Problem details:
All records are to be printed again exactly as they appear.

(Records from a data source)
= Beginning of Section =

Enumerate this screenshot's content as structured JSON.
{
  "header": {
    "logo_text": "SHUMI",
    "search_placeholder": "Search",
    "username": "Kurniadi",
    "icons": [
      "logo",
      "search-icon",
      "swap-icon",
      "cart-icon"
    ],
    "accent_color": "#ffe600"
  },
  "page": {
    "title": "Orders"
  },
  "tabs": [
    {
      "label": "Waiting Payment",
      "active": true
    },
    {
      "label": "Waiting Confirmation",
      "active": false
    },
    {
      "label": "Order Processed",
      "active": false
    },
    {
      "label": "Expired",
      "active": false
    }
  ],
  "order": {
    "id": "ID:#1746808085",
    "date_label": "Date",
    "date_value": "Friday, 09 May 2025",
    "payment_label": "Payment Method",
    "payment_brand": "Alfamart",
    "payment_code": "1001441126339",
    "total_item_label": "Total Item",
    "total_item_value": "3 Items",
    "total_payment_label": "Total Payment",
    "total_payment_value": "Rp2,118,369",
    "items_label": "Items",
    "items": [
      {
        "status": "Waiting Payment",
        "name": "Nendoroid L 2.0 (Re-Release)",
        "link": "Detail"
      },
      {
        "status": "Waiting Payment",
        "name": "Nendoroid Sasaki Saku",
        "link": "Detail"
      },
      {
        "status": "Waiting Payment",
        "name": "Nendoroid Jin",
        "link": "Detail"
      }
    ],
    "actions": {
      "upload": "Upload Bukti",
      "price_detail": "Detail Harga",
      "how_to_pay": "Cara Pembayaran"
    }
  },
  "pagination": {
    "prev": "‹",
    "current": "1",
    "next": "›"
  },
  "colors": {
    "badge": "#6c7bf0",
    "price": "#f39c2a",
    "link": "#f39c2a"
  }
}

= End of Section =

Answer to the problem:
Enumerate this screenshot's content as structured JSON.
{
  "header": {
    "logo_text": "SHUMI",
    "search_placeholder": "Search",
    "username": "Kurniadi",
    "icons": [
      "logo",
      "search-icon",
      "swap-icon",
      "cart-icon"
    ],
    "accent_color": "#ffe600"
  },
  "page": {
    "title": "Orders"
  },
  "tabs": [
    {
      "label": "Waiting Payment",
      "active": true
    },
    {
      "label": "Waiting Confirmation",
      "active": false
    },
    {
      "label": "Order Processed",
      "active": false
    },
    {
      "label": "Expired",
      "active": false
    }
  ],
  "order": {
    "id": "ID:#1746808085",
    "date_label": "Date",
    "date_value": "Friday, 09 May 2025",
    "payment_label": "Payment Method",
    "payment_brand": "Alfamart",
    "payment_code": "1001441126339",
    "total_item_label": "Total Item",
    "total_item_value": "3 Items",
    "total_payment_label": "Total Payment",
    "total_payment_value": "Rp2,118,369",
    "items_label": "Items",
    "items": [
      {
        "status": "Waiting Payment",
        "name": "Nendoroid L 2.0 (Re-Release)",
        "link": "Detail"
      },
      {
        "status": "Waiting Payment",
        "name": "Nendoroid Sasaki Saku",
        "link": "Detail"
      },
      {
        "status": "Waiting Payment",
        "name": "Nendoroid Jin",
        "link": "Detail"
      }
    ],
    "actions": {
      "upload": "Upload Bukti",
      "price_detail": "Detail Harga",
      "how_to_pay": "Cara Pembayaran"
    }
  },
  "pagination": {
    "prev": "‹",
    "current": "1",
    "next": "›"
  },
  "colors": {
    "badge": "#6c7bf0",
    "price": "#f39c2a",
    "link": "#f39c2a"
  }
}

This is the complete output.